_WORK REQUIRED_. Retype the whole listing that follows, line for line.

_DATA FOR REVIEW_.
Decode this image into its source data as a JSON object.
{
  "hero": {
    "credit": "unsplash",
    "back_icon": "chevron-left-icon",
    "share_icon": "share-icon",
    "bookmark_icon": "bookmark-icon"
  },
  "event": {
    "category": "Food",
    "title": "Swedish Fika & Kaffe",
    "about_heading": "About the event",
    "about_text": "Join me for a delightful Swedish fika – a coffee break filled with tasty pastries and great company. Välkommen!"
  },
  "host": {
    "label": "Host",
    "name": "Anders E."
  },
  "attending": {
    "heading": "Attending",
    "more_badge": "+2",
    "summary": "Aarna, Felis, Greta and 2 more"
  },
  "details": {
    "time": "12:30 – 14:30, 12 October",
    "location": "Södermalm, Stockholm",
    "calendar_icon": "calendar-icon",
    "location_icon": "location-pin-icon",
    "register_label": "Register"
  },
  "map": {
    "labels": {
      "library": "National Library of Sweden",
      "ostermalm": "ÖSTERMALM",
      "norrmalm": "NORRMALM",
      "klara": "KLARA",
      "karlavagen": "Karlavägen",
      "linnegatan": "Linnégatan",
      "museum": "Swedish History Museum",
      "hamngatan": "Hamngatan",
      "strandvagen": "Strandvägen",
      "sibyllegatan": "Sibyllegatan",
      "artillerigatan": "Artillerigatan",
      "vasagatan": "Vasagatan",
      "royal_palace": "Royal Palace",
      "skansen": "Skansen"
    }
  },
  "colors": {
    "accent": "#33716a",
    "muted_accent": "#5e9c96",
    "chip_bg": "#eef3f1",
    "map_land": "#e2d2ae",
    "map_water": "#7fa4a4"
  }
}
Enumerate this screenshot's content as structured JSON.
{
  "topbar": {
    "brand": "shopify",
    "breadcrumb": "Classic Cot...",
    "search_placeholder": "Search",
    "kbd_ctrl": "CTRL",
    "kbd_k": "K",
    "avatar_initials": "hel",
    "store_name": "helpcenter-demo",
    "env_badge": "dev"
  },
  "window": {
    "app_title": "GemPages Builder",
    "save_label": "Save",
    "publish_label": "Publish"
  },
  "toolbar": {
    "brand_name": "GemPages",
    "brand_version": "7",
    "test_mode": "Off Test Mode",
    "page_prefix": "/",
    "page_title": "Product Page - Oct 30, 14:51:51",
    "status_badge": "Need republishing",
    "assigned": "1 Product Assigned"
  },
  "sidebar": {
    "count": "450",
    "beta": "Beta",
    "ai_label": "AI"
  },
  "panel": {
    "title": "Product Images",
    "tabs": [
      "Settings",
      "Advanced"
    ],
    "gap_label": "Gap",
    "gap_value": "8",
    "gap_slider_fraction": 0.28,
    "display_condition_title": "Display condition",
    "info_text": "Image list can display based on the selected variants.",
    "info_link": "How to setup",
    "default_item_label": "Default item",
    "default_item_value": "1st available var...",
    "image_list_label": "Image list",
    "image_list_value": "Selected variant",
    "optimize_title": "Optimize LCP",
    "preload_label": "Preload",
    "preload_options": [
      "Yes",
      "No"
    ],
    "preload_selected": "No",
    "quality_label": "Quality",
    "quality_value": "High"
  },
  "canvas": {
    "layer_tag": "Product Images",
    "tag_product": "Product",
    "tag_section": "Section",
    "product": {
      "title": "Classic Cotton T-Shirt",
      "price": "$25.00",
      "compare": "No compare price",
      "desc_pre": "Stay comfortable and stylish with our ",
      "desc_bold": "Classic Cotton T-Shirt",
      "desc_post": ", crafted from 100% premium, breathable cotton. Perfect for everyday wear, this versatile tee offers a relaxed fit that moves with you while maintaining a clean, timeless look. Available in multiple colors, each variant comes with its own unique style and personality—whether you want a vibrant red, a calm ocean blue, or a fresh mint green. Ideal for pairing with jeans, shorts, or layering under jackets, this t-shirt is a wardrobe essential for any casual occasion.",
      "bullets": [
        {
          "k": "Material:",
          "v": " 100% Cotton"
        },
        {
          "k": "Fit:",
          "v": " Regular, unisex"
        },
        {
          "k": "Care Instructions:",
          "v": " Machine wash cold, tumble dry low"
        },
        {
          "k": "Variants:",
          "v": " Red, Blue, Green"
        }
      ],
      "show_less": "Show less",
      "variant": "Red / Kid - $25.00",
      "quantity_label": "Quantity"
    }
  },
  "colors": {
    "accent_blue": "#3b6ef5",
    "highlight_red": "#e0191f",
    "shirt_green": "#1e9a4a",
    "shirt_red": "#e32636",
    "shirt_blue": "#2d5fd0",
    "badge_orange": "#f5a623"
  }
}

_WRITTEN RESPONSE_.
Decode this image into its source data as a JSON object.
{
  "hero": {
    "credit": "unsplash",
    "back_icon": "chevron-left-icon",
    "share_icon": "share-icon",
    "bookmark_icon": "bookmark-icon"
  },
  "event": {
    "category": "Food",
    "title": "Swedish Fika & Kaffe",
    "about_heading": "About the event",
    "about_text": "Join me for a delightful Swedish fika – a coffee break filled with tasty pastries and great company. Välkommen!"
  },
  "host": {
    "label": "Host",
    "name": "Anders E."
  },
  "attending": {
    "heading": "Attending",
    "more_badge": "+2",
    "summary": "Aarna, Felis, Greta and 2 more"
  },
  "details": {
    "time": "12:30 – 14:30, 12 October",
    "location": "Södermalm, Stockholm",
    "calendar_icon": "calendar-icon",
    "location_icon": "location-pin-icon",
    "register_label": "Register"
  },
  "map": {
    "labels": {
      "library": "National Library of Sweden",
      "ostermalm": "ÖSTERMALM",
      "norrmalm": "NORRMALM",
      "klara": "KLARA",
      "karlavagen": "Karlavägen",
      "linnegatan": "Linnégatan",
      "museum": "Swedish History Museum",
      "hamngatan": "Hamngatan",
      "strandvagen": "Strandvägen",
      "sibyllegatan": "Sibyllegatan",
      "artillerigatan": "Artillerigatan",
      "vasagatan": "Vasagatan",
      "royal_palace": "Royal Palace",
      "skansen": "Skansen"
    }
  },
  "colors": {
    "accent": "#33716a",
    "muted_accent": "#5e9c96",
    "chip_bg": "#eef3f1",
    "map_land": "#e2d2ae",
    "map_water": "#7fa4a4"
  }
}
Enumerate this screenshot's content as structured JSON.
{
  "topbar": {
    "brand": "shopify",
    "breadcrumb": "Classic Cot...",
    "search_placeholder": "Search",
    "kbd_ctrl": "CTRL",
    "kbd_k": "K",
    "avatar_initials": "hel",
    "store_name": "helpcenter-demo",
    "env_badge": "dev"
  },
  "window": {
    "app_title": "GemPages Builder",
    "save_label": "Save",
    "publish_label": "Publish"
  },
  "toolbar": {
    "brand_name": "GemPages",
    "brand_version": "7",
    "test_mode": "Off Test Mode",
    "page_prefix": "/",
    "page_title": "Product Page - Oct 30, 14:51:51",
    "status_badge": "Need republishing",
    "assigned": "1 Product Assigned"
  },
  "sidebar": {
    "count": "450",
    "beta": "Beta",
    "ai_label": "AI"
  },
  "panel": {
    "title": "Product Images",
    "tabs": [
      "Settings",
      "Advanced"
    ],
    "gap_label": "Gap",
    "gap_value": "8",
    "gap_slider_fraction": 0.28,
    "display_condition_title": "Display condition",
    "info_text": "Image list can display based on the selected variants.",
    "info_link": "How to setup",
    "default_item_label": "Default item",
    "default_item_value": "1st available var...",
    "image_list_label": "Image list",
    "image_list_value": "Selected variant",
    "optimize_title": "Optimize LCP",
    "preload_label": "Preload",
    "preload_options": [
      "Yes",
      "No"
    ],
    "preload_selected": "No",
    "quality_label": "Quality",
    "quality_value": "High"
  },
  "canvas": {
    "layer_tag": "Product Images",
    "tag_product": "Product",
    "tag_section": "Section",
    "product": {
      "title": "Classic Cotton T-Shirt",
      "price": "$25.00",
      "compare": "No compare price",
      "desc_pre": "Stay comfortable and stylish with our ",
      "desc_bold": "Classic Cotton T-Shirt",
      "desc_post": ", crafted from 100% premium, breathable cotton. Perfect for everyday wear, this versatile tee offers a relaxed fit that moves with you while maintaining a clean, timeless look. Available in multiple colors, each variant comes with its own unique style and personality—whether you want a vibrant red, a calm ocean blue, or a fresh mint green. Ideal for pairing with jeans, shorts, or layering under jackets, this t-shirt is a wardrobe essential for any casual occasion.",
      "bullets": [
        {
          "k": "Material:",
          "v": " 100% Cotton"
        },
        {
          "k": "Fit:",
          "v": " Regular, unisex"
        },
        {
          "k": "Care Instructions:",
          "v": " Machine wash cold, tumble dry low"
        },
        {
          "k": "Variants:",
          "v": " Red, Blue, Green"
        }
      ],
      "show_less": "Show less",
      "variant": "Red / Kid - $25.00",
      "quantity_label": "Quantity"
    }
  },
  "colors": {
    "accent_blue": "#3b6ef5",
    "highlight_red": "#e0191f",
    "shirt_green": "#1e9a4a",
    "shirt_red": "#e32636",
    "shirt_blue": "#2d5fd0",
    "badge_orange": "#f5a623"
  }
}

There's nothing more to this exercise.